N. Korea may return up to 55 sets of US war dead remains next week, official says
By KIM GAMEL | STARS AND STRIPES Published: July 17, 2018
SEOUL, South Korea — North Korea has agreed to hand over as many as 55 sets of remains believed to be from American troops killed in the 1950-53 war, and to allow the United States to fly them out of the country next week, a U.S. official said Tuesday.
The preliminary details emerged after U.S. and North Korean officials held working-level talks Monday in the truce village of Panmunjom in the Demilitarized Zone.
The Americans planned to send transit cases via truck to the DMZ, where they would be given to the North Koreans to use for the remains. “They’re going to use our cases for the remains and give them back to us,” the official told Stars and Stripes.
A U.S. delegation was expected to retrieve the remains in North Korea and fly them out on July 27, either to Osan Air Base in South Korea or Hawaii, the official said, adding that the date may change as the two sides planned to iron out final details during another meeting in the near future.
The date would be symbolic as it marks the 65th anniversary of the signing of the armistice that ended the war instead of a peace treaty.
The North Koreans informed the U.S. delegates that they’ll return 50 to 55 sets of remains of U.S. servicemembers, the official said. It would be the first repatriation of remains since 2007 as search efforts stalled amid rising tensions over the North’s nuclear weapons program.
The official said Monday’s meeting was focused on the return of remains and the North Koreans apparently did not raise other issues or request anything in return, despite speculation in South Korean media that they would try to tie the repatriation to other demands.
It’s unclear how the North Koreans could be certain of the nationalities, although they have in the past included dog tags. The U.S. Defense POW/MIA Accounting Agency, or DPAA, which oversees the effort, has cautioned that the identification process is complicated and often takes years.
The Hawaii-based DPAA says it has family reference samples for more than 90 percent of the missing servicemembers.

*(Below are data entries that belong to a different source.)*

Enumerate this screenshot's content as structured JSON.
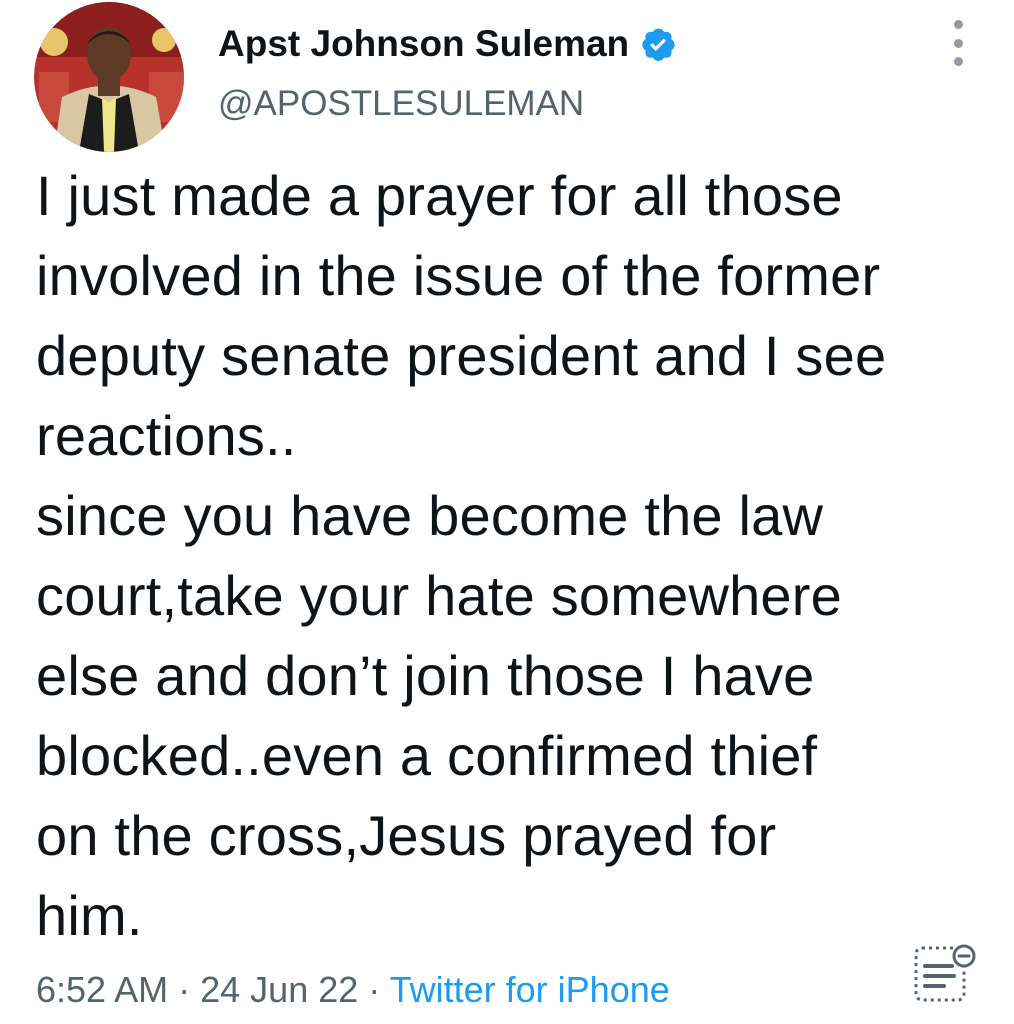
{
  "author": {
    "display_name": "Apst Johnson Suleman",
    "handle": "@APOSTLESULEMAN",
    "verified": true,
    "verified_icon": "verified-badge-icon",
    "avatar": "profile-photo"
  },
  "tweet": {
    "text": "I just made a prayer for all those\ninvolved in the issue of the former\ndeputy senate president and I see\nreactions..\nsince you have become the law\ncourt,take your hate somewhere\nelse and don’t join those I have\nblocked..even a confirmed thief\non the cross,Jesus prayed for\nhim.",
    "time": "6:52 AM",
    "separator": "·",
    "date": "24 Jun 22",
    "source": "Twitter for iPhone"
  },
  "icons": {
    "more": "more-vertical-icon",
    "analytics": "view-analytics-icon"
  },
  "colors": {
    "text": "#0f1419",
    "secondary": "#536471",
    "link": "#1d9bf0",
    "verified": "#1d9bf0"
  }
}
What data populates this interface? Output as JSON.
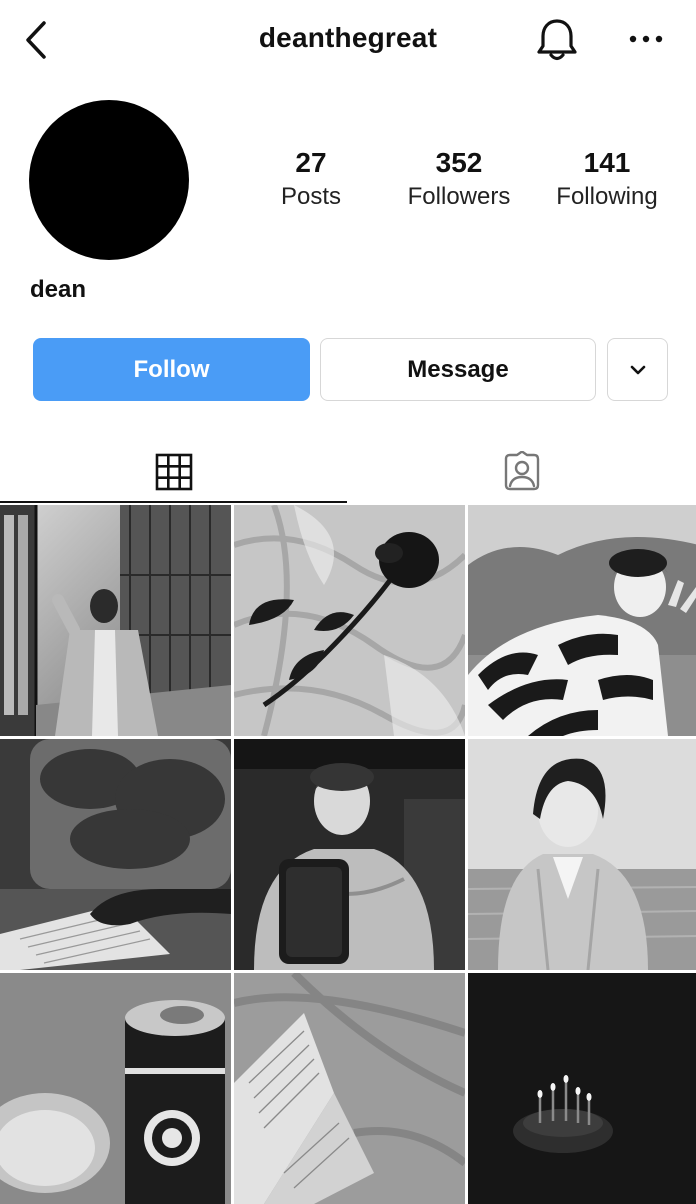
{
  "header": {
    "username": "deanthegreat",
    "icons": {
      "back": "chevron-left-icon",
      "notifications": "bell-icon",
      "more": "more-horizontal-icon"
    }
  },
  "profile": {
    "name": "dean",
    "stats": [
      {
        "value": "27",
        "label": "Posts"
      },
      {
        "value": "352",
        "label": "Followers"
      },
      {
        "value": "141",
        "label": "Following"
      }
    ]
  },
  "actions": {
    "follow_label": "Follow",
    "message_label": "Message",
    "dropdown_icon": "chevron-down-icon"
  },
  "tabs": [
    {
      "icon": "grid-icon",
      "active": true
    },
    {
      "icon": "tagged-person-icon",
      "active": false
    }
  ],
  "posts": [
    {
      "subject": "man in coat on balcony"
    },
    {
      "subject": "black rose on sheets"
    },
    {
      "subject": "man in striped sweater"
    },
    {
      "subject": "notebook by train window"
    },
    {
      "subject": "mirror selfie in jacket"
    },
    {
      "subject": "man by the sea"
    },
    {
      "subject": "espresso can and glass"
    },
    {
      "subject": "open book on bed"
    },
    {
      "subject": "candles in the dark"
    }
  ],
  "colors": {
    "accent": "#4a9cf6",
    "border": "#d7d7d7",
    "text": "#111111"
  }
}
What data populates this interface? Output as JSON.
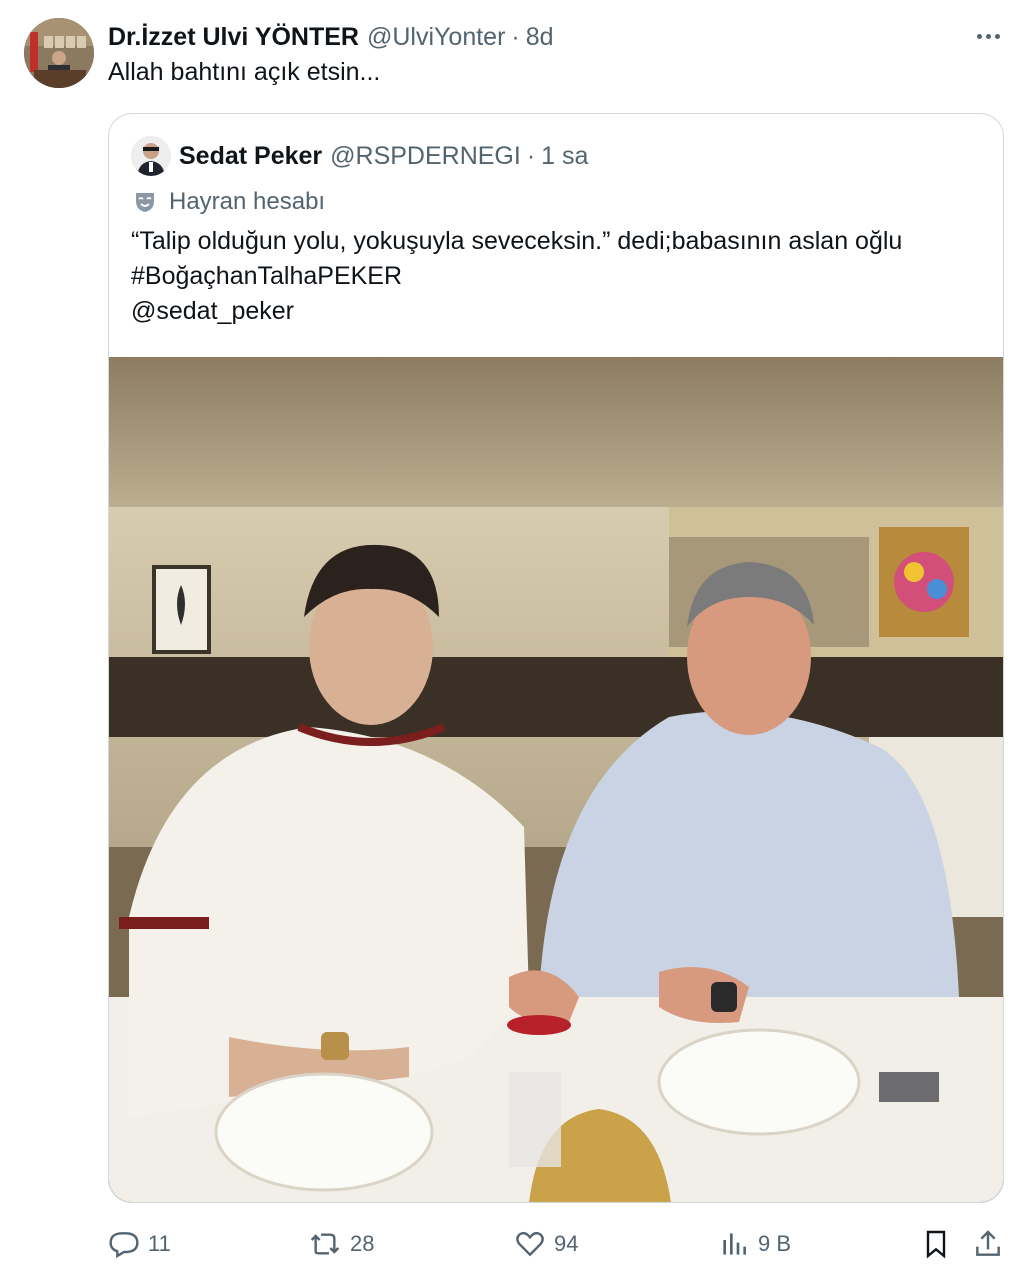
{
  "tweet": {
    "author_name": "Dr.İzzet Ulvi YÖNTER",
    "author_handle": "@UlviYonter",
    "dot": "·",
    "time": "8d",
    "text": "Allah bahtını açık etsin..."
  },
  "quoted": {
    "author_name": "Sedat Peker",
    "author_handle": "@RSPDERNEGI",
    "dot": "·",
    "time": "1 sa",
    "label": "Hayran hesabı",
    "lines": [
      "“Talip olduğun yolu, yokuşuyla seveceksin.” dedi;babasının aslan oğlu",
      "#BoğaçhanTalhaPEKER",
      "@sedat_peker"
    ]
  },
  "actions": {
    "replies": "11",
    "reposts": "28",
    "likes": "94",
    "views": "9 B"
  },
  "icons": {
    "more": "more-icon",
    "fan": "mask-icon",
    "reply": "reply-icon",
    "repost": "repost-icon",
    "like": "heart-icon",
    "views": "views-icon",
    "bookmark": "bookmark-icon",
    "share": "share-icon"
  }
}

But past remains have been found to be mixed up with other unidentified individuals and in at least one case animal bones.
Thousands of Americans were believed to have been lost on the northern side of the heavily fortified border, which has divided the peninsula as the adversaries remain technically at war.
North Korean leader Kim Jong Un agreed to recover remains, “including the immediate repatriation of those already identified,” along with other commitments during his unprecedented summit with President Donald Trump on June 12 in Singapore.
The historic meeting was focused on efforts to persuade the North to give up its nuclear weapons, and the agreement to return remains was seen as a goodwill gesture.
But the process has been slow, with the North Koreans keeping the U.S.-led United Nations Command on standby for weeks after the military sent dozens of temporary coffins to the DMZ in preparation.
The North also failed to show up at a July 12 meeting that had been announced by Secretary of State Mike Pompeo, reportedly asking the Americans to send a general officer on Sunday for the first high-level military talks between the two sides in more than nine years.
Pompeo said Sunday that the talks, which were led by U.S. and North Korean two-star generals, were “productive and cooperative and resulted in firm commitments.” The sides also agreed to resume field operations to search for more remains in the North and to hold the working-level talks on Monday.
The State Department confirmed that talks resumed Monday in Panmunjom “to continue coordination on the transfer of remains already collected in (North Korea) and the re-commencing of field operations,” but declined to provide more details.
“We do not discuss the details of private diplomatic discussions,” a State Department official said in an email.
Both officials spoke on condition of anonymity to discuss the sensitive issue.
The State Department has taken the lead on the negotiations, although the issue of war dead on the peninsula is usually handled by the U.N. command, which oversees the cease-fire.
Defense Secretary Jim Mattis said last month that the UNC would handle the return of the remains since 16 nations fought under the U.N. flag during the war.
More than 36,000 U.S. troops died in the Korean War, according to the Pentagon. That figure includes some 7,700 still unaccounted for, with an estimated 5,300 believed to have been lost in the North.
The DPAA says that North Korean officials have indicated in the past that “as many as 200 sets of remains” are in custody and could be ready for return.